This Border Blaster radio station stirred things up between the U.S. and Mexico as well as with the AMA. Lawsuits were flying left and right and as years went by Brinkley eventually lost the Mexican station as well as his palatial home in Del Rio,Texas.
Advancing Science Meant Large Profits
Tens of thousands of Violet Ray Machines were sold by the quacks during the second decade of the 20th century. The quacks professed that the Violet Ray machines would restore health and one’s sex drive.
What’s interesting here is that during previous decades quite a lot was learned about electricity. What was not known by the mainstream scientific community was what real effect electricity had on humans.
Selling the Violet Ray Machines was an effort to take advantage of the publicity regarding science discoveries and turning that publicity into something totally different to make large profits off of a gullible public.
The same can be said regarding the “electric belts” which were sold under a dozen or more brand names. The mysticism of electricity was turned into an imaginary cure-all that brought in huge profits for it’s manufacturer’s. There are many other early 20th century miracle medical devices not discussed here.
Links to three additional Trips Into History articles you’ll find interesting are American Frontier / The Doctors ….. Psychics of Lily Dale New York and the Glore Psychiatric Museum in St. Joseph Missouri.
The end to quackery, if it truly totally ended, was brought about by several things. Among these were a more organized and formal medical licensing system, better mainstream medical procedures and pharmaceuticals and along with a better educated general public.
As an example, today the public wants and expects dietary information labels on food purchased at the supermarket. Something totally unheard of during the 1920’s and 30’s. I suppose you could make a case that there are cure-all’s on the market today.
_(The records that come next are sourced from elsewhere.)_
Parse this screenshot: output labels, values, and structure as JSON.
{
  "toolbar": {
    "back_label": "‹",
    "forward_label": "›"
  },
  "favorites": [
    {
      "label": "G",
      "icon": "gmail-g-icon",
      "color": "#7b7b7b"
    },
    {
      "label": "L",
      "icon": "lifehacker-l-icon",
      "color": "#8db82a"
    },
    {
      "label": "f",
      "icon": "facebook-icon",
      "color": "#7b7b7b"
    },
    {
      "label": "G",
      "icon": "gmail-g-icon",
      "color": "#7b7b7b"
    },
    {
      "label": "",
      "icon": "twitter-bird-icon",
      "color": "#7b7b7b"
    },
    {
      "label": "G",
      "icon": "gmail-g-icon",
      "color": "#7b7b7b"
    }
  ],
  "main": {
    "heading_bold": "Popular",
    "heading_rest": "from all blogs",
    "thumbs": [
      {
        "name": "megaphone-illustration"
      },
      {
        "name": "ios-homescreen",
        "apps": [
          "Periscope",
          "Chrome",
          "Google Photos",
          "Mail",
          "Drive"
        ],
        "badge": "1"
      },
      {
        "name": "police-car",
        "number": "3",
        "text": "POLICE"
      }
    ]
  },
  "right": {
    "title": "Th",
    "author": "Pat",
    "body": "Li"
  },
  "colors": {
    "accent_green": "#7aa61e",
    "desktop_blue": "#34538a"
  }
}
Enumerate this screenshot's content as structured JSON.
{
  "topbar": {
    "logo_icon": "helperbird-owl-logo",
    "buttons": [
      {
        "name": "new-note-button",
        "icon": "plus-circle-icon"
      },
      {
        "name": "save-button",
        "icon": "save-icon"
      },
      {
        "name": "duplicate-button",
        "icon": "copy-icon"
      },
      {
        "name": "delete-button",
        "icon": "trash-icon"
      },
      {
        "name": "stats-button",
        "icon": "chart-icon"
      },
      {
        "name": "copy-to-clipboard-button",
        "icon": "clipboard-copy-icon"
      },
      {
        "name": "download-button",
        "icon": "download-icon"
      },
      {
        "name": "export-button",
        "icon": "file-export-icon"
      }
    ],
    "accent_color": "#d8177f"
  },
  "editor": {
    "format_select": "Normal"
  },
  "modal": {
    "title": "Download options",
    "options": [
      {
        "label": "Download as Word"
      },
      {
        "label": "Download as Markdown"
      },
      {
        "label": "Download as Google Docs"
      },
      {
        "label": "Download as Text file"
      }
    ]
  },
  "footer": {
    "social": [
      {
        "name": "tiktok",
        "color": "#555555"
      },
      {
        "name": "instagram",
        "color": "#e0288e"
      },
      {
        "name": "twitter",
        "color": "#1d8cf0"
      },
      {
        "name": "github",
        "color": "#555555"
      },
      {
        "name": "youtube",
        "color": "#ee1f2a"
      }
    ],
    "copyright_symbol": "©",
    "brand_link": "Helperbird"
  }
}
Some also may perform much less than advertised.This is probably true. I think what stands out about the quacks of the early 20th century was the magnitude of their claims and the invasive nature of some of the treatments. Goat gland transplant operations to restore vitality would certainly qualify as one of the most outrageous.
Interesting Sites on the Subject of Quackery
This was an interesting, if not odd, era in American history and there’s much more to read about on this subject. Interesting to see what you stumble on when researching somewhat of a different topic. For those wishing to research the quackery subject in more detail there are two places I’m aware of. The Kansas State Historical Society has many manuscripts and records of all sorts regarding John Brinkley. In Minnesota the St. Paul Science Museum has excellent exhibits on quackery with some of the devices like the one shown in this article on display.
The foremost book about the quackery practiced by John Brinkley is Charlatan: America’s Most Dangerous Huckster, the Man Who Pursued Him, and the Age of Flimflam by author Pope Brock.
Another excellent book regarding the practice of quackery and the quacks is Quack!: Tales of Medical Fraud from the Museum of Questionable Medical Devices by author Bob McCoy.
A third book I’d recommend is The Health Robbers: A Close Look at Quackery in America by author Stephen Barrett.
(Photos and images from the public domain)